[Entries from a dataset of interfaces]
# # # #

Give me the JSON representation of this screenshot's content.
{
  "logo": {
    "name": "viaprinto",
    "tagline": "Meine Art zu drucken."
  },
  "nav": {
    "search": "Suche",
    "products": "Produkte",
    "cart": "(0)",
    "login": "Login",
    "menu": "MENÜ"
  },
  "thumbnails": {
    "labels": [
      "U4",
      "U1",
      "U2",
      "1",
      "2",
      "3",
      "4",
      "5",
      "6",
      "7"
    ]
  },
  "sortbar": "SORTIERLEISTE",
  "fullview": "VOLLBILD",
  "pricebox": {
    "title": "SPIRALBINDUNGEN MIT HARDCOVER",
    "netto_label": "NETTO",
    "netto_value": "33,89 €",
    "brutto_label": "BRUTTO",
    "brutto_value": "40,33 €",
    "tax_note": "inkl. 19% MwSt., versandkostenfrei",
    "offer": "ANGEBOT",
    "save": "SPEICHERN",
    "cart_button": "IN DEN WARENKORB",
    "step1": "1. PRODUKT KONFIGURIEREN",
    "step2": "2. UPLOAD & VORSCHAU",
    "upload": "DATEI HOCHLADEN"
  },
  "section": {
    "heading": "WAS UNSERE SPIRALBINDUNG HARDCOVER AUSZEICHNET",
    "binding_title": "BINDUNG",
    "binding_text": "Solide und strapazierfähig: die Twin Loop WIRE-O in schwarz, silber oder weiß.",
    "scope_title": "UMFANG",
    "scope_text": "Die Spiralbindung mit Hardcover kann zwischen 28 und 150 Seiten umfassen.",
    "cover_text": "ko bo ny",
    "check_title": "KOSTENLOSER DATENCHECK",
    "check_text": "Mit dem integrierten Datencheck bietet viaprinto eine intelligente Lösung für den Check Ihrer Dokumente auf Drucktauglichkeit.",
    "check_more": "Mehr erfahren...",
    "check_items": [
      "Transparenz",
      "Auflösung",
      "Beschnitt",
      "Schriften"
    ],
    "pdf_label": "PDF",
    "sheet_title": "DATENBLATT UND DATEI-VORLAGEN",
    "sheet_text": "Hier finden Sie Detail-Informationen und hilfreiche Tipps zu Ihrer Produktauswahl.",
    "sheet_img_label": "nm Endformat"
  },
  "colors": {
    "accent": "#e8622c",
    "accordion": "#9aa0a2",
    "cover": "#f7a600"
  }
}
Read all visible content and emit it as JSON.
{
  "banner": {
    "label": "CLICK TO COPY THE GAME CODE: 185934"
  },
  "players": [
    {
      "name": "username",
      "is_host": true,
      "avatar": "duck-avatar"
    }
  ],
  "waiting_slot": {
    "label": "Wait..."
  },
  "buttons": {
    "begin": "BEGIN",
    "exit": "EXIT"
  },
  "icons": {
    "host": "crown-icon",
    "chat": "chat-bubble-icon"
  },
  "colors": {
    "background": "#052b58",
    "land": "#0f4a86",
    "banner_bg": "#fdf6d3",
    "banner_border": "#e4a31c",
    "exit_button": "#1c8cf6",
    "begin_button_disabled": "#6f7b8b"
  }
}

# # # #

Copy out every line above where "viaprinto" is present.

    "name": "viaprinto",
    "check_text": "Mit dem integrierten Datencheck bietet viaprinto eine intelligente Lösung für den Check Ihrer Dokumente auf Drucktauglichkeit.",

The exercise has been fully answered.